- It is a question-answer catechism that consciously imitates Protestant catechetical methods (few today realize that Martin Luther's 1529 Small Catechism was the first question-answer catechism in history).
- It is a catechism that teaches the sacraments in the wrong order, placing Confirmation after First Eucharist when all Magisterial documents clearly show the order of sacramental initiation is baptism, confirmation, Eucharist.
- It is a catechism that is meant to teach only small children, but continues to be sought out by adults who have clearly never gotten beyond a child's understanding of the Faith.
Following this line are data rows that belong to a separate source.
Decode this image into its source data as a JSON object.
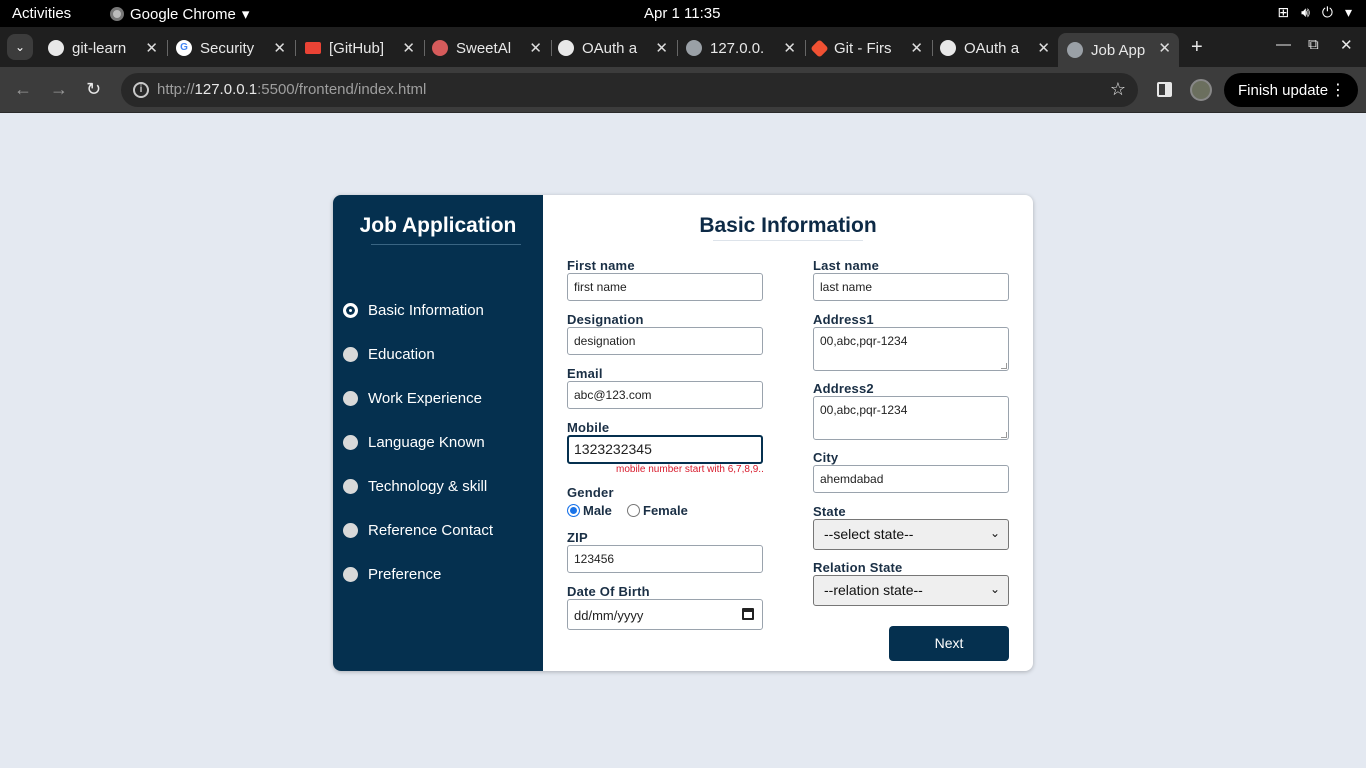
{
  "os": {
    "activities": "Activities",
    "app_name": "Google Chrome",
    "clock": "Apr 1  11:35"
  },
  "browser": {
    "tabs": [
      {
        "label": "git-learn",
        "icon": "github-icon"
      },
      {
        "label": "Security",
        "icon": "google-icon"
      },
      {
        "label": "[GitHub]",
        "icon": "gmail-icon"
      },
      {
        "label": "SweetAl",
        "icon": "sweetalert-icon"
      },
      {
        "label": "OAuth a",
        "icon": "github-icon"
      },
      {
        "label": "127.0.0.",
        "icon": "globe-icon"
      },
      {
        "label": "Git - Firs",
        "icon": "git-icon"
      },
      {
        "label": "OAuth a",
        "icon": "github-icon"
      },
      {
        "label": "Job App",
        "icon": "globe-icon",
        "active": true
      }
    ],
    "url_prefix": "http://",
    "url_host": "127.0.0.1",
    "url_rest": ":5500/frontend/index.html",
    "finish_update": "Finish update"
  },
  "sidebar": {
    "title": "Job Application",
    "steps": [
      {
        "label": "Basic Information",
        "current": true
      },
      {
        "label": "Education"
      },
      {
        "label": "Work Experience"
      },
      {
        "label": "Language Known"
      },
      {
        "label": "Technology & skill"
      },
      {
        "label": "Reference Contact"
      },
      {
        "label": "Preference"
      }
    ]
  },
  "form": {
    "title": "Basic Information",
    "first_name": {
      "label": "First name",
      "value": "first name"
    },
    "last_name": {
      "label": "Last name",
      "value": "last name"
    },
    "designation": {
      "label": "Designation",
      "value": "designation"
    },
    "address1": {
      "label": "Address1",
      "value": "00,abc,pqr-1234"
    },
    "email": {
      "label": "Email",
      "value": "abc@123.com"
    },
    "address2": {
      "label": "Address2",
      "value": "00,abc,pqr-1234"
    },
    "mobile": {
      "label": "Mobile",
      "value": "1323232345",
      "error": "mobile number start with 6,7,8,9.."
    },
    "city": {
      "label": "City",
      "value": "ahemdabad"
    },
    "gender": {
      "label": "Gender",
      "options": [
        "Male",
        "Female"
      ],
      "selected": "Male"
    },
    "state": {
      "label": "State",
      "value": "--select state--"
    },
    "zip": {
      "label": "ZIP",
      "value": "123456"
    },
    "relation_state": {
      "label": "Relation State",
      "value": "--relation state--"
    },
    "dob": {
      "label": "Date Of Birth",
      "placeholder": "dd/mm/yyyy"
    },
    "next_label": "Next"
  },
  "colors": {
    "sidebar_bg": "#05304f",
    "page_bg": "#e4e9f1",
    "error": "#d81b2c"
  }
}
I gave you milk, not solid food, for you were not yet ready for it. Indeed, you are still not ready. (1 Cor 3:2)When it comes to adult evangelization, the Baltimore Catechism is a hot mess. Due to its defects, it is really not any great shakes at teaching children either.
"When I was a child, I spoke as a child, I understood as a child, I thought as a child. But, when I became a man, I put away the things of a child. (1 Cor 13:11)It is time for Catholic adults to become adults in the Faith. Adults learn by reading the Fathers of the Church, the saints of the Church, the councils of the Church. Adults put away childish toys like the Baltimore Catechism. Indeed, given what we have seen here, adults would be better off teaching our children directly from the writings of the saints and the Fathers, and ignoring the Baltimore Catechism entirely.